By Dave Gordon
Launched officially in New York in mid-July, under the leitmotiv “Remixing the Present,” Pantone used his signature style of technology, geometry and vibrant colour gradations, to create a new visual perspective.
The bottle label design is an eye-catching kaleidoscope of 3-D forms, optical art patterns and QR codes. With an homage to sci-fi imagery, parts of the design is reminiscent of 1980s Tron universe, clashing with the 1990s Matrix universe, and a Star Trek holodeck.
The cognac company dates back to 1765, and in recent years other acclaimed artists have had Very Special Limited Edition collaborations, such as Vhils, JonOne, Scott Campbell, Ryan McGinness, Shepard Fairey, Os Gemeos and Futura, thus making Hennessy at the forefront of the contemporary and urban art scene.
The newly-designed bottle is expected to hit LCBO shelves by August.
Pie interviewed Pantone in New York during the launch:
What does “Remixing the Present” mean to you?
Pantone: For me as an artist, it’s a big thing – or I always understood it this way – every artist should really understand what is going on around them. For me, it’s not just about looking inside, but also looking up, and trying to reflect that in my work. The present is very important. When I started studying art history, I started seeing art as a science. When penicillin was discovered, you don’t want to try to keep discovering penicillin. It’s been discovered already. Why don’t we move on to cancer cures or whatever. For me, it was very important to learn about art history in order to be in the present, and not in the past, but always with the knowledge of what has been done before.
That being said, it is something I felt like Hennessy was doing, in a way. It’s a very traditional brand, obviously. It is super old. So, it has a lot of history. It’s a very traditional brand, but at the same time, they are also super present. They are trying to score young people, like myself, musical artists. They are trying to give their product a present twist, like making cocktails with it and playing with it. That was a big thing that we found in common and wanted to use it.
How do you sum up the bottle design theme?
Pantone: For me, my two big themes are dynamism and transformation. That is something that I’m always coming back to. I think they are two huge characteristics of a person’s energy.
What was the process of collaborating wit Hennessy like?
Pantone: It’s been long. We, literally, met over a year ago. I went, for the first time, to Cognac a year ago. I’ve gone over there many times. I went to Paris – they have headquarters there. I went to their archives, which was a game changer for me to get this to happen. Imagine the number of label designs, posters. It’s crazy.

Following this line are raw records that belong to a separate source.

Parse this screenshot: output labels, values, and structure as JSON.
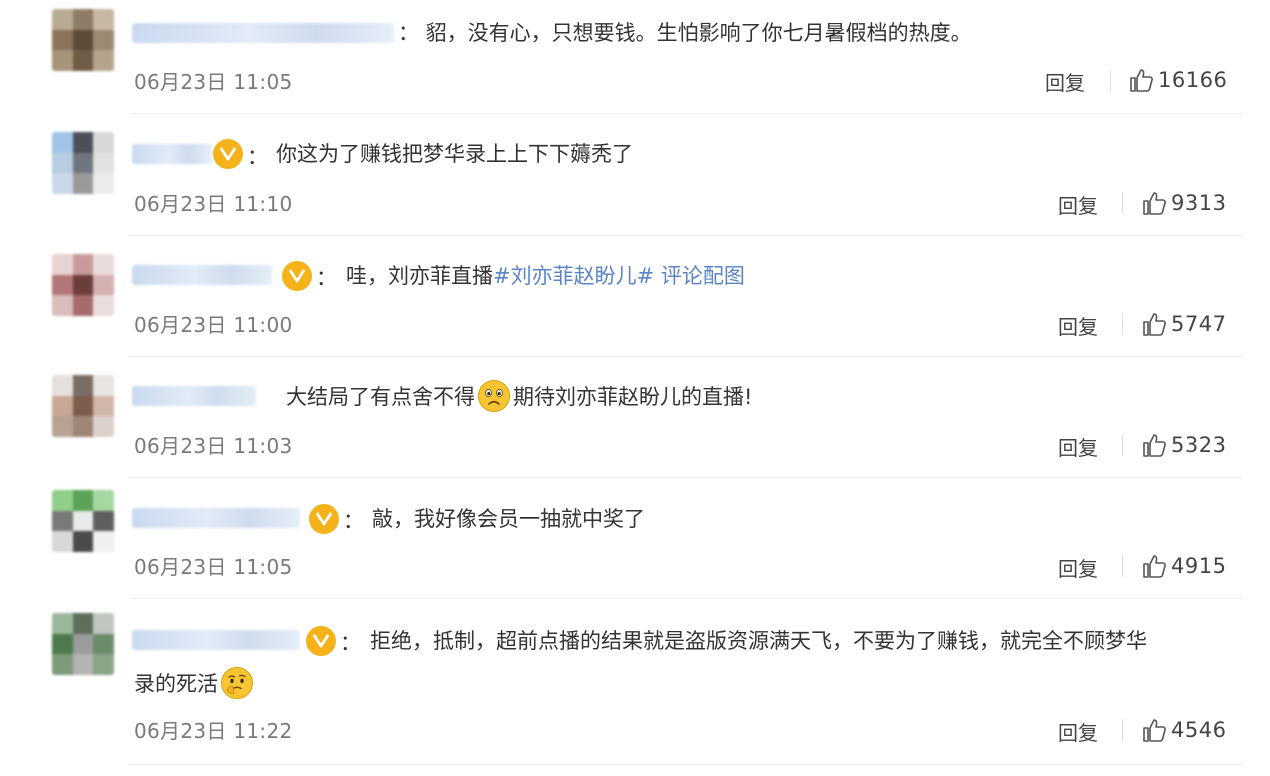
{
  "comments": [
    {
      "text_before": "：  貂，没有心，只想要钱。生怕影响了你七月暑假档的热度。",
      "topic": "",
      "text_after": "",
      "text_line2": "",
      "verified": false,
      "time": "06月23日 11:05",
      "reply_label": "回复",
      "likes": "16166"
    },
    {
      "text_before": "你这为了赚钱把梦华录上上下下薅秃了",
      "topic": "",
      "text_after": "",
      "text_line2": "",
      "verified": true,
      "time": "06月23日 11:10",
      "reply_label": "回复",
      "likes": "9313"
    },
    {
      "text_before": "哇，刘亦菲直播",
      "topic": "#刘亦菲赵盼儿# 评论配图",
      "text_after": "",
      "text_line2": "",
      "verified": true,
      "time": "06月23日 11:00",
      "reply_label": "回复",
      "likes": "5747"
    },
    {
      "text_before": "大结局了有点舍不得",
      "topic": "",
      "text_after": "期待刘亦菲赵盼儿的直播!",
      "text_line2": "",
      "verified": false,
      "time": "06月23日 11:03",
      "reply_label": "回复",
      "likes": "5323"
    },
    {
      "text_before": "敲，我好像会员一抽就中奖了",
      "topic": "",
      "text_after": "",
      "text_line2": "",
      "verified": true,
      "time": "06月23日 11:05",
      "reply_label": "回复",
      "likes": "4915"
    },
    {
      "text_before": "拒绝，抵制，超前点播的结果就是盗版资源满天飞，不要为了赚钱，就完全不顾梦华",
      "topic": "",
      "text_after": "",
      "text_line2": "录的死活",
      "verified": true,
      "time": "06月23日 11:22",
      "reply_label": "回复",
      "likes": "4546"
    }
  ],
  "colon": "：",
  "colors": {
    "text": "#333333",
    "topic_link": "#5b84c6",
    "time": "#7a7a7a",
    "verified_badge": "#f5b21b"
  },
  "icons": {
    "verified": "verified-v-icon",
    "like": "thumbs-up-icon",
    "sad_emoji": "sad-face-emoji-icon",
    "thinking_emoji": "thinking-face-emoji-icon"
  }
}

What message did you want to send with the design?
Pantone: I don’t have a very clear message, but I guess that’s how abstract art works. You propose some elements, and then hopefully people relate to those elements, and you reach somewhere together. It’s not a very direct message. Hopefully, I’m taking people places but in a very loose way. Transformation is very important – also perception and distortion.
What defines success, as an artist, to you?
Pantone: Finding things – new things. I never had a goal. Do an exhibition in NYC, or being written about somewhere. To me, success is a path of finding things on the way. That makes me really happy. It makes me happy to come up with new solutions – graphic solutions – to come up with a new series of paintings and finding something that I didn’t know before. That’s why I think it’s like science in a way. Art is knowing what has been done before and finding your little twist to make it work. That makes me really happy. Hopefully, it’s going to be like that forever. Like Hennessy says, ‘I will never stop, never settle.’ That’s their motto. Always keep trying to find new twist and ideas.
And what is Pantone’s next artistic venture?
Pantone: To be able to keep taking risks and not get comfortable. Hopefully I will keep doing that. I work with galleries, and they keep telling me ‘That kind of painting you did, please make more of those because I can sell those until you die.’ That’s going to be a lot of money, but how about we make something fun, research, and keep stretching. It’s going to grow my pocket but it’s not going to make me happy. Success is to keep taking risks, but people still dig it and like it. If that happens forever, that would make me really happy forever.